DisplayMate put the three tablets to the test, and these are some of their key findings:
- In terms of sharpness, all three devices are as good as we expected: at a normal viewing distance, pixels are indiscernible for users with normal vision.
- The Kindle Fire takes the round when it comes to brightness. At 527 cd/m2, the 8.9-inch Amazon device clearly outshines its competitors, but the iPad Air still manages a “very good” 449 cd/m2. Brightness is important especially when using the tablet in strong ambient light, though a display that is too bright can sap the battery excessively and produce eyestrain.
- The Amazon Kindle Fire HDX and the iPad Air are very well calibrated, in terms of color intensity scale, image contrast, and color gamut. The two tablets register close to the sRGB/Rec.709 Standard, meaning that they display colors that are close to reality. In fact, they are so precise that they could be used for professional purposes, unlike most TVs and monitors on the market. The Nexus 10, however, lags behind here, having a color gamut than is 58 percent smaller than the standard.

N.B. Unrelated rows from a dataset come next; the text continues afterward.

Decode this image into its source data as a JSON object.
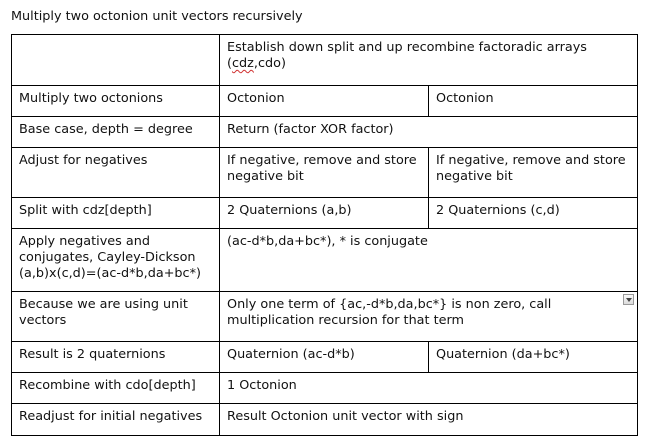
{
  "title": "Multiply two octonion unit vectors recursively",
  "header": {
    "text_prefix": "Establish down split and up recombine factoradic arrays (",
    "text_misspelled": "cdz",
    "text_suffix": ",cdo)"
  },
  "rows": [
    {
      "label": "Multiply two octonions",
      "col2": "Octonion",
      "col3": "Octonion"
    },
    {
      "label": "Base case, depth = degree",
      "col2": "Return (factor XOR factor)"
    },
    {
      "label": "Adjust for negatives",
      "col2": "If negative, remove and store negative bit",
      "col3": "If negative, remove and store negative bit"
    },
    {
      "label": "Split with cdz[depth]",
      "col2": "2 Quaternions (a,b)",
      "col3": "2 Quaternions (c,d)"
    },
    {
      "label": "Apply negatives and conjugates, Cayley-Dickson (a,b)x(c,d)=(ac-d*b,da+bc*)",
      "col2": "(ac-d*b,da+bc*), * is conjugate"
    },
    {
      "label": "Because we are using unit vectors",
      "col2": "Only one term of {ac,-d*b,da,bc*} is non zero, call multiplication recursion for that term"
    },
    {
      "label": "Result is 2 quaternions",
      "col2": "Quaternion (ac-d*b)",
      "col3": "Quaternion (da+bc*)"
    },
    {
      "label": "Recombine with cdo[depth]",
      "col2": "1 Octonion"
    },
    {
      "label": "Readjust for initial negatives",
      "col2": "Result Octonion unit vector with sign"
    }
  ],
  "icons": {
    "dropdown": "dropdown-arrow-icon"
  }
}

- Screen reflectance is good on the iPad Air, but the Amazon tablet is even better. The Kindle has the lowest reflectance of any tablet tested by DisplayMate. The year-old Nexus 10 is again coming in last, with 54 percent more reflectance than the Kindle Fire HDX.
- Viewing angles are great on all three tablets – they show no noticeable color shift when viewed at angle, though, as with all LCD displays, brightness decreases sharply.
Overall, DisplayMate concludes that the Kindle Fire HDX has the best tablet display it ever tested, “significantly out-performing the iPad Air in Brightness, Screen Reflectance, and high ambient light contrast, plus a first place finish in the very challenging category of Absolute Color Accuracy”. That’s not to say that the iPad Air doesn’t have a great display. Even the Nexus 10, close to the end of its commercial life, is still holding its own pretty good, but the Samsung-made device lost points due to inferior color accuracy. Once the rumored Asus-made Nexus 10 (2013) hits the market, DisplayMate will redo the tests, and we’ll be sure to revisit them.